→ Requirement: Leave out the pictures and repeat every record exactly.

++++

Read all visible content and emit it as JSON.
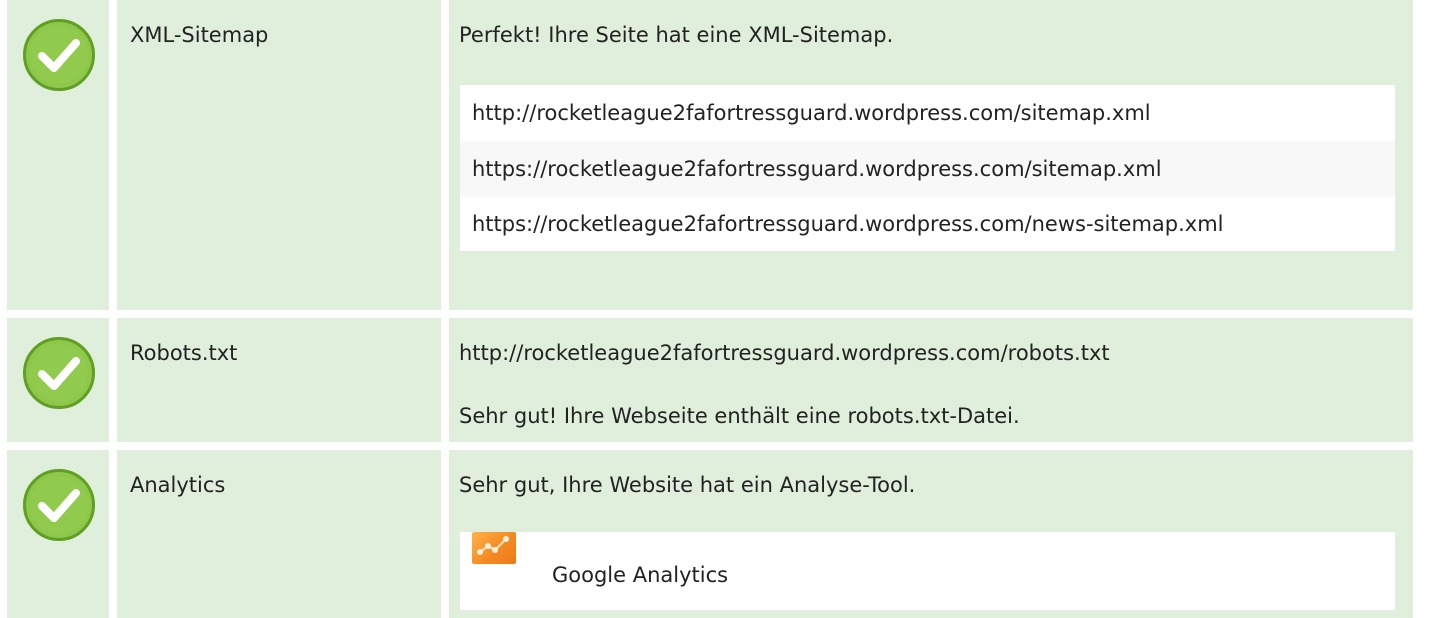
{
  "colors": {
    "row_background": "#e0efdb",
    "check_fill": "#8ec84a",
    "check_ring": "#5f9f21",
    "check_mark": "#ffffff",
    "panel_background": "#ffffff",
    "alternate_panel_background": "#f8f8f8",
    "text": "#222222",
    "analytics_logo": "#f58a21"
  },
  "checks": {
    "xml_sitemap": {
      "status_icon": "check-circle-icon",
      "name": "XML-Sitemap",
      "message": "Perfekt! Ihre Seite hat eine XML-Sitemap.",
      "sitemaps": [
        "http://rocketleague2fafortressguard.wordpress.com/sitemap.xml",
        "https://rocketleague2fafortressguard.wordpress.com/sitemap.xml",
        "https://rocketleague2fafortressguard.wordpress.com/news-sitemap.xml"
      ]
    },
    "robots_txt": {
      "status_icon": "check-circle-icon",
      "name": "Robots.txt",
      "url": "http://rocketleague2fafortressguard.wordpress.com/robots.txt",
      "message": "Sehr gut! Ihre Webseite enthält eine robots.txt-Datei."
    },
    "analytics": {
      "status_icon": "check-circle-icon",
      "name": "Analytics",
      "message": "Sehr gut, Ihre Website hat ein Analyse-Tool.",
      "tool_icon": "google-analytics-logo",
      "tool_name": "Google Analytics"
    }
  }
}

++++

→ Written reply:
Read all visible content and emit it as JSON.
{
  "colors": {
    "row_background": "#e0efdb",
    "check_fill": "#8ec84a",
    "check_ring": "#5f9f21",
    "check_mark": "#ffffff",
    "panel_background": "#ffffff",
    "alternate_panel_background": "#f8f8f8",
    "text": "#222222",
    "analytics_logo": "#f58a21"
  },
  "checks": {
    "xml_sitemap": {
      "status_icon": "check-circle-icon",
      "name": "XML-Sitemap",
      "message": "Perfekt! Ihre Seite hat eine XML-Sitemap.",
      "sitemaps": [
        "http://rocketleague2fafortressguard.wordpress.com/sitemap.xml",
        "https://rocketleague2fafortressguard.wordpress.com/sitemap.xml",
        "https://rocketleague2fafortressguard.wordpress.com/news-sitemap.xml"
      ]
    },
    "robots_txt": {
      "status_icon": "check-circle-icon",
      "name": "Robots.txt",
      "url": "http://rocketleague2fafortressguard.wordpress.com/robots.txt",
      "message": "Sehr gut! Ihre Webseite enthält eine robots.txt-Datei."
    },
    "analytics": {
      "status_icon": "check-circle-icon",
      "name": "Analytics",
      "message": "Sehr gut, Ihre Website hat ein Analyse-Tool.",
      "tool_icon": "google-analytics-logo",
      "tool_name": "Google Analytics"
    }
  }
}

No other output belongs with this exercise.